Material power is relatively easy to understand and quantify. Much less attention is given to nonmaterial power, which is admittedly more nebulous and difficult to assess. Even so, if power is broadly defined as the capacity to exercise or impose one’s will over another, then nonmaterial forms of power need to be taken seriously. This means understanding them, increasing one’s capacity to operationalize and exercise them, and institutionalizing their use to achieve national and security interests. The issue of nonmaterial power (especially information and influence operations, which will fall under the term political warfare) is arising because these forms of power have been taken for granted or have been largely ignored by the advanced democracies. Beijing is exploiting our complacency. There is already a rich and growing body of literature on the various information, influence, and institutional resources and activities of the Chinese Communist Party (CCP). This brief does not seek to reproduce the excellent work already out there.
Instead, it will make the following point:
- China does not treat institutional and informational warfare as optional or interesting adjuncts to traditional notions of warfare.
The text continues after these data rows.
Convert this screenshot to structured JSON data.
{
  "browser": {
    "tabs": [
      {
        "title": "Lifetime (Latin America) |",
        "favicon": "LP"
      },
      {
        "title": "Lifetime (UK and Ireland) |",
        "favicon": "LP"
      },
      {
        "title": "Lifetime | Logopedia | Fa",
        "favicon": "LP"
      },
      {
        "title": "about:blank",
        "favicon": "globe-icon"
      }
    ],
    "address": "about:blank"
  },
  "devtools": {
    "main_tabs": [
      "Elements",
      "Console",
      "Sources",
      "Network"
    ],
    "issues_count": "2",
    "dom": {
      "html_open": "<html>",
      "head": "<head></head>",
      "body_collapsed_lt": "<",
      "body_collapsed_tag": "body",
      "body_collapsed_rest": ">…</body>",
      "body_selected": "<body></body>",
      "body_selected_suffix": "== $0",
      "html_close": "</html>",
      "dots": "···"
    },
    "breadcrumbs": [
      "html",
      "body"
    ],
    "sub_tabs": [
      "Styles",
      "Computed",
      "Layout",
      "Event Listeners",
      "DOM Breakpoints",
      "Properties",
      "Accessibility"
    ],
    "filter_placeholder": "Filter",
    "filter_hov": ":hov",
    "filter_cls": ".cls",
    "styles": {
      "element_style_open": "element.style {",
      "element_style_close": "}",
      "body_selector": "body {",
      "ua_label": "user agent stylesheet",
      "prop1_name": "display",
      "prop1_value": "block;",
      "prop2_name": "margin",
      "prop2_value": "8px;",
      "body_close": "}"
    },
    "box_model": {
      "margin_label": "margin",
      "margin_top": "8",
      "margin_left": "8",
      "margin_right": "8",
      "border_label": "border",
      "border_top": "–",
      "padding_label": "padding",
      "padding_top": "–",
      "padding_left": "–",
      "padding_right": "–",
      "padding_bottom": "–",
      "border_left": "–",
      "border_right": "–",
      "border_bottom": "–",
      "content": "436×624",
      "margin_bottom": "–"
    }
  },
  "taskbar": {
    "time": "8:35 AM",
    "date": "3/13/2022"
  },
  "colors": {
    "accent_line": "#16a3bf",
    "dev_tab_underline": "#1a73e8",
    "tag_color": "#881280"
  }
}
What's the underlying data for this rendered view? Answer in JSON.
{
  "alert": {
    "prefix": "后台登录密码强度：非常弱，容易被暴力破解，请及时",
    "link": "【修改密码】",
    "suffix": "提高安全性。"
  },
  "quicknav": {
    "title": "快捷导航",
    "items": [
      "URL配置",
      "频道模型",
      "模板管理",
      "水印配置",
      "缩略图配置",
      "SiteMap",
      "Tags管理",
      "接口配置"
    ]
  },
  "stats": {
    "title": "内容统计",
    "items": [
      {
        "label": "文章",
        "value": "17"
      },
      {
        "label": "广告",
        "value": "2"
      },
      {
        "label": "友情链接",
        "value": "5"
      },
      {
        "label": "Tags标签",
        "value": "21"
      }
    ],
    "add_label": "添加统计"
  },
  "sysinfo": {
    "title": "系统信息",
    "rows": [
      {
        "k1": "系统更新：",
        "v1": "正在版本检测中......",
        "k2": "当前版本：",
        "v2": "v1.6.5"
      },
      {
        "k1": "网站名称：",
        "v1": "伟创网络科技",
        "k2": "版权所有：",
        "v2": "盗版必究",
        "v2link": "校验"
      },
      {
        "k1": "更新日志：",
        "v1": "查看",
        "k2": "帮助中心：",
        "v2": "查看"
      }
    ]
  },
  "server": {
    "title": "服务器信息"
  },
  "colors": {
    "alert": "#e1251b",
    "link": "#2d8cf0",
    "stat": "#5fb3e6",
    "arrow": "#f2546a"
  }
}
In fact, the People’s Liberation Army (PLA) plays a central and even dominant role in leading influence and information doctrine and operations.
- These nonmaterial approaches are essential to the Chinese strategy and have real-world objectives and outcomes that are often similar or identical to those that could be achieved through (material) force.
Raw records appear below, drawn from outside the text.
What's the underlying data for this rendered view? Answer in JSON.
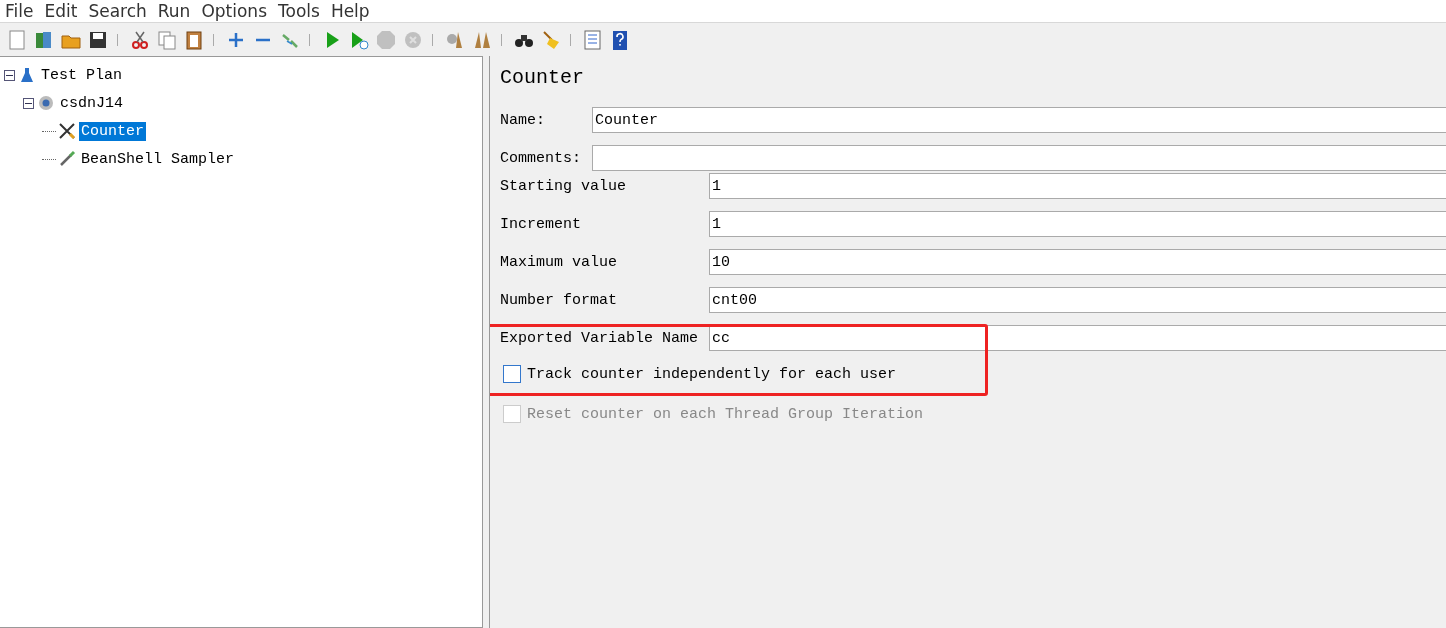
{
  "menu": [
    "File",
    "Edit",
    "Search",
    "Run",
    "Options",
    "Tools",
    "Help"
  ],
  "toolbar": [
    {
      "kind": "new",
      "disabled": false
    },
    {
      "kind": "templates",
      "disabled": false
    },
    {
      "kind": "open",
      "disabled": false
    },
    {
      "kind": "save",
      "disabled": false
    },
    {
      "kind": "sep"
    },
    {
      "kind": "cut",
      "disabled": false
    },
    {
      "kind": "copy",
      "disabled": false
    },
    {
      "kind": "paste",
      "disabled": false
    },
    {
      "kind": "sep"
    },
    {
      "kind": "expand",
      "disabled": false
    },
    {
      "kind": "collapse",
      "disabled": false
    },
    {
      "kind": "toggle",
      "disabled": false
    },
    {
      "kind": "sep"
    },
    {
      "kind": "start",
      "disabled": false
    },
    {
      "kind": "startnopause",
      "disabled": false
    },
    {
      "kind": "stop",
      "disabled": true
    },
    {
      "kind": "shutdown",
      "disabled": true
    },
    {
      "kind": "sep"
    },
    {
      "kind": "clear",
      "disabled": false
    },
    {
      "kind": "clearall",
      "disabled": false
    },
    {
      "kind": "sep"
    },
    {
      "kind": "search",
      "disabled": false
    },
    {
      "kind": "reset",
      "disabled": false
    },
    {
      "kind": "sep"
    },
    {
      "kind": "functions",
      "disabled": false
    },
    {
      "kind": "help",
      "disabled": false
    }
  ],
  "tree": [
    {
      "label": "Test Plan",
      "kind": "plan",
      "expanded": true,
      "selected": false,
      "children": [
        {
          "label": "csdnJ14",
          "kind": "group",
          "expanded": true,
          "selected": false,
          "children": [
            {
              "label": "Counter",
              "kind": "config",
              "selected": true
            },
            {
              "label": "BeanShell Sampler",
              "kind": "sampler",
              "selected": false
            }
          ]
        }
      ]
    }
  ],
  "panel": {
    "title": "Counter",
    "name": {
      "label": "Name:",
      "value": "Counter"
    },
    "comments": {
      "label": "Comments:"
    },
    "fields": [
      {
        "label": "Starting value",
        "value": "1"
      },
      {
        "label": "Increment",
        "value": "1"
      },
      {
        "label": "Maximum value",
        "value": "10"
      },
      {
        "label": "Number format",
        "value": "cnt00"
      },
      {
        "label": "Exported Variable Name",
        "value": "cc"
      }
    ],
    "checkboxes": [
      {
        "label": "Track counter independently for each user",
        "checked": false,
        "disabled": false
      },
      {
        "label": "Reset counter on each Thread Group Iteration",
        "checked": false,
        "disabled": true
      }
    ]
  }
}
- The US and allied Defense establishments are well positioned to work with the rest of government to play a similarly central role, not only in countering the Chinese use of political warfare but in leading national and allied efforts to responsibly and ethically deploy political warfare to achieve defense and national objectives and outcomes.